● **REQUIRED ACTION**: As the answer, give a copy of each line below that includes the word "values".

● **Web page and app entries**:
____
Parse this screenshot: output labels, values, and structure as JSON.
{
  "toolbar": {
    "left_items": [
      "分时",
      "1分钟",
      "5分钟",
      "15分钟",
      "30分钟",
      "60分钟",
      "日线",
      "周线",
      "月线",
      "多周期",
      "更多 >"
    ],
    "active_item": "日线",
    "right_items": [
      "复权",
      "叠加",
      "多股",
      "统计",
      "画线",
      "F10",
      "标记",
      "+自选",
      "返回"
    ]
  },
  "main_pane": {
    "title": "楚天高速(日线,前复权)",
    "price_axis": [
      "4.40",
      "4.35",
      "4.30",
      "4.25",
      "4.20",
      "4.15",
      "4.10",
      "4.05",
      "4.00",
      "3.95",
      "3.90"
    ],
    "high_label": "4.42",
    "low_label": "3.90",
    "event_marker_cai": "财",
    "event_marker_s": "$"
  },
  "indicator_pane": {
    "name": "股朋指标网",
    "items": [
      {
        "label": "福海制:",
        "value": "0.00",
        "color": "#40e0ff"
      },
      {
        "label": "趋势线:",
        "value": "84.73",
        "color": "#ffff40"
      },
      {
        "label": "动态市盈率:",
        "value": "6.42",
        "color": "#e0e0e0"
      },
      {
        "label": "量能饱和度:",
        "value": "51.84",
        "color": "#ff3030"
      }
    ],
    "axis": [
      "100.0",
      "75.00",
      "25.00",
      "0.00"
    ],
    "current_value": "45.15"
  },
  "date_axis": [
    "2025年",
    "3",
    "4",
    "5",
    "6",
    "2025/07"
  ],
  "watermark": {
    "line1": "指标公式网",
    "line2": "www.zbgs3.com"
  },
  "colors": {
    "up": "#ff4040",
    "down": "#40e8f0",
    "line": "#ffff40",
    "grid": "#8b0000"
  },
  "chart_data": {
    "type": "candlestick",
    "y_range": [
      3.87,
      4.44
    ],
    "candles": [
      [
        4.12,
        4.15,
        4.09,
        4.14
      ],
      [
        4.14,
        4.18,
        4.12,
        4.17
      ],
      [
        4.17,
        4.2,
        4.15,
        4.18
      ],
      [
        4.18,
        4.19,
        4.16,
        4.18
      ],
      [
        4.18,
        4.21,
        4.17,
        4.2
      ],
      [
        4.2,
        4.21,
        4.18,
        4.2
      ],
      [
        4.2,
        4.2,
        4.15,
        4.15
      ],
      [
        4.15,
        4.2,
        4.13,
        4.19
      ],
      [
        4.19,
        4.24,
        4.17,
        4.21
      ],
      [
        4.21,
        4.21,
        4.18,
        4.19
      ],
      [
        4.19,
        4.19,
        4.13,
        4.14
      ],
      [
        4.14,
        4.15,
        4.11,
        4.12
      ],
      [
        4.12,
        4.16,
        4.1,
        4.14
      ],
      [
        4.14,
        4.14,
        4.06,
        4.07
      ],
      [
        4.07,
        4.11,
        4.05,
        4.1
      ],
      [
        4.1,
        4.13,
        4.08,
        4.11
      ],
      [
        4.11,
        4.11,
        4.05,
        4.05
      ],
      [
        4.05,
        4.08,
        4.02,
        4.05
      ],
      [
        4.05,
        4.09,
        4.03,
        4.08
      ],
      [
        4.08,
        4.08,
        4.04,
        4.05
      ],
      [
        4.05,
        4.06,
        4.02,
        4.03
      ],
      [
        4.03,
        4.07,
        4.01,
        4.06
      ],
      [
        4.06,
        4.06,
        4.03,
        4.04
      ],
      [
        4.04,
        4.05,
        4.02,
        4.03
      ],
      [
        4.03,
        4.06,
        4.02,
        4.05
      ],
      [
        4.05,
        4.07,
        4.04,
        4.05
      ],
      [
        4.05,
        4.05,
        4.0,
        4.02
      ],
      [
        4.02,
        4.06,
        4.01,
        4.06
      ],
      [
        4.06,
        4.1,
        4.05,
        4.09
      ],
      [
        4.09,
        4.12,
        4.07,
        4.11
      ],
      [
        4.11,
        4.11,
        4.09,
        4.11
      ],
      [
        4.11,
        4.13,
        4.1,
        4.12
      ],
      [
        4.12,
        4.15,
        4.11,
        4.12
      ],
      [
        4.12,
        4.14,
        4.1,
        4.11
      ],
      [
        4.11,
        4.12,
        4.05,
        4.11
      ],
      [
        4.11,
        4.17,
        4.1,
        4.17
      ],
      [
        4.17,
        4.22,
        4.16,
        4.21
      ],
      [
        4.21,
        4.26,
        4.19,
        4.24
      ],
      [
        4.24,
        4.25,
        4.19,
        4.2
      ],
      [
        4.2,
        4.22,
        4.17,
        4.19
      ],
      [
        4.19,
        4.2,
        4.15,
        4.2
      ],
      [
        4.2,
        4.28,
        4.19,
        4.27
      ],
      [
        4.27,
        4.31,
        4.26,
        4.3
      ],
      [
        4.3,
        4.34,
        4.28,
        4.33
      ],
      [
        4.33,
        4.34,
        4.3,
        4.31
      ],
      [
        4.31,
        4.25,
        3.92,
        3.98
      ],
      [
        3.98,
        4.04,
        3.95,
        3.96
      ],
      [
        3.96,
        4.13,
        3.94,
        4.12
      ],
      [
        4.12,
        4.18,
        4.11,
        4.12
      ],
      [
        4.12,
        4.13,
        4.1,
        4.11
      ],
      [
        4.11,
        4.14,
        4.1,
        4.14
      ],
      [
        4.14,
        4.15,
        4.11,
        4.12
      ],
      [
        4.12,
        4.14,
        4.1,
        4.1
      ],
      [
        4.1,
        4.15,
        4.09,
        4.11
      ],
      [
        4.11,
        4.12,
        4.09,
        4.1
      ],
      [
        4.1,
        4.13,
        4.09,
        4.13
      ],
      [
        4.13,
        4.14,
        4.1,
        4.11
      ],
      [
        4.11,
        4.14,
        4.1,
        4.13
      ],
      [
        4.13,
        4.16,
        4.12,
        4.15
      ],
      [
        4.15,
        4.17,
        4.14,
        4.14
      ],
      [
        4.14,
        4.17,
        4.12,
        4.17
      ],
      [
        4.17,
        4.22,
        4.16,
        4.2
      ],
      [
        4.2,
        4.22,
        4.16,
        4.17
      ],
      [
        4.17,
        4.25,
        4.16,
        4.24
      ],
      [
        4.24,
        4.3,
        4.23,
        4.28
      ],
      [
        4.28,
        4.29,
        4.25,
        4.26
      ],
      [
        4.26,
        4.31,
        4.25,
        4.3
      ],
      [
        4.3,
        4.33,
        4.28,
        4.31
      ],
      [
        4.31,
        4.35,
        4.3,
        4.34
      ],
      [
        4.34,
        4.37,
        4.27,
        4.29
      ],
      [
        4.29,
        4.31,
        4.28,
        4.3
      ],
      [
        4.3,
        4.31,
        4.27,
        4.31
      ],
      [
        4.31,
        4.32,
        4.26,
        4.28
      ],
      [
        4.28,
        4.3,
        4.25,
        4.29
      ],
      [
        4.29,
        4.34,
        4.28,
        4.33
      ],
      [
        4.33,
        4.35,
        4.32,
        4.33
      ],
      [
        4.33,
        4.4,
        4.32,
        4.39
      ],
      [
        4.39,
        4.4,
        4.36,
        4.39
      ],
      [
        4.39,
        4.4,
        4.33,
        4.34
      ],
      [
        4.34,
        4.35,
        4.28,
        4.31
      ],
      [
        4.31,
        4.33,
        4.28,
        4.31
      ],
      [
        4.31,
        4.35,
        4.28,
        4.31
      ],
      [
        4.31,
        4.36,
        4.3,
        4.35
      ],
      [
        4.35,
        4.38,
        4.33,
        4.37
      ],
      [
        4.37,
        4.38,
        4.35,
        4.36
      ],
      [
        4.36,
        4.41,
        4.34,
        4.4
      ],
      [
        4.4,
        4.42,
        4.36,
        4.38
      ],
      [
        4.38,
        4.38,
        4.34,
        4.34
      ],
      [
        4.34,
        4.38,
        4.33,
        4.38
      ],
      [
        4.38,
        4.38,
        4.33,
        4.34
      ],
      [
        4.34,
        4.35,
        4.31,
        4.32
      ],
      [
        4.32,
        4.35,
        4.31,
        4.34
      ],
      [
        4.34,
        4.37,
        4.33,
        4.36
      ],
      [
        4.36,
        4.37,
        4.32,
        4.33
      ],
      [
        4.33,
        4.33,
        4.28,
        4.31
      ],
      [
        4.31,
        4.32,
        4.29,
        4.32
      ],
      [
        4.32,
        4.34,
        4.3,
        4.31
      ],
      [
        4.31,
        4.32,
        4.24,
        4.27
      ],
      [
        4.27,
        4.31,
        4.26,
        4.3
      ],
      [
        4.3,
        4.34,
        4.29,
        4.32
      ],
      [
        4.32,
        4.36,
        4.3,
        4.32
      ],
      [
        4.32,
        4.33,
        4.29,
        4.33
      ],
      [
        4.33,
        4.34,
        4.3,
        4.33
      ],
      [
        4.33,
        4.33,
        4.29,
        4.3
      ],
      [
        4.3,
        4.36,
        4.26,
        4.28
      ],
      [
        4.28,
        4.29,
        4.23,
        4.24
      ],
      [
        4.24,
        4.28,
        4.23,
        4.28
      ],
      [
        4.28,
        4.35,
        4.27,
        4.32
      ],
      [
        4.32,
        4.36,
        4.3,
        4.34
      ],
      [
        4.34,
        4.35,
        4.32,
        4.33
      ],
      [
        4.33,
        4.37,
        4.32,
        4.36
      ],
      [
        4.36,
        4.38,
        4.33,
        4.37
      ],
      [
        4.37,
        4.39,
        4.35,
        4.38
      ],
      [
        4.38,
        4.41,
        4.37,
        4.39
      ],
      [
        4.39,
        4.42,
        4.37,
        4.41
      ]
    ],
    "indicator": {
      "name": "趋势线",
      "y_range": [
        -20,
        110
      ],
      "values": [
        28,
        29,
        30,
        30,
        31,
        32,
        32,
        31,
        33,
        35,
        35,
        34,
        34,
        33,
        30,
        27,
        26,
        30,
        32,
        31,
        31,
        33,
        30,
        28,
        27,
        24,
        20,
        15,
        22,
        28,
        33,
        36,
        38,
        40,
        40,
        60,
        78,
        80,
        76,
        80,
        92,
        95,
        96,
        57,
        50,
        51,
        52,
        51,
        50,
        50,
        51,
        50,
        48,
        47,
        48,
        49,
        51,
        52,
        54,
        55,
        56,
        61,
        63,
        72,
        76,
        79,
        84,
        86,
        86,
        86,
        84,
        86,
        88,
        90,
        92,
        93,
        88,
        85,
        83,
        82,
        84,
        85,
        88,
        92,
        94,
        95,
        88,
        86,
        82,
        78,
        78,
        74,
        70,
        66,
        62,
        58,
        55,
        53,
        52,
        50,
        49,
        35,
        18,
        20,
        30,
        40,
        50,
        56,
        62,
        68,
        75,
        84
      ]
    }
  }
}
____
● **SOLUTION TO THIS EXERCISE**:
Parse this screenshot: output labels, values, and structure as JSON.
      "values": [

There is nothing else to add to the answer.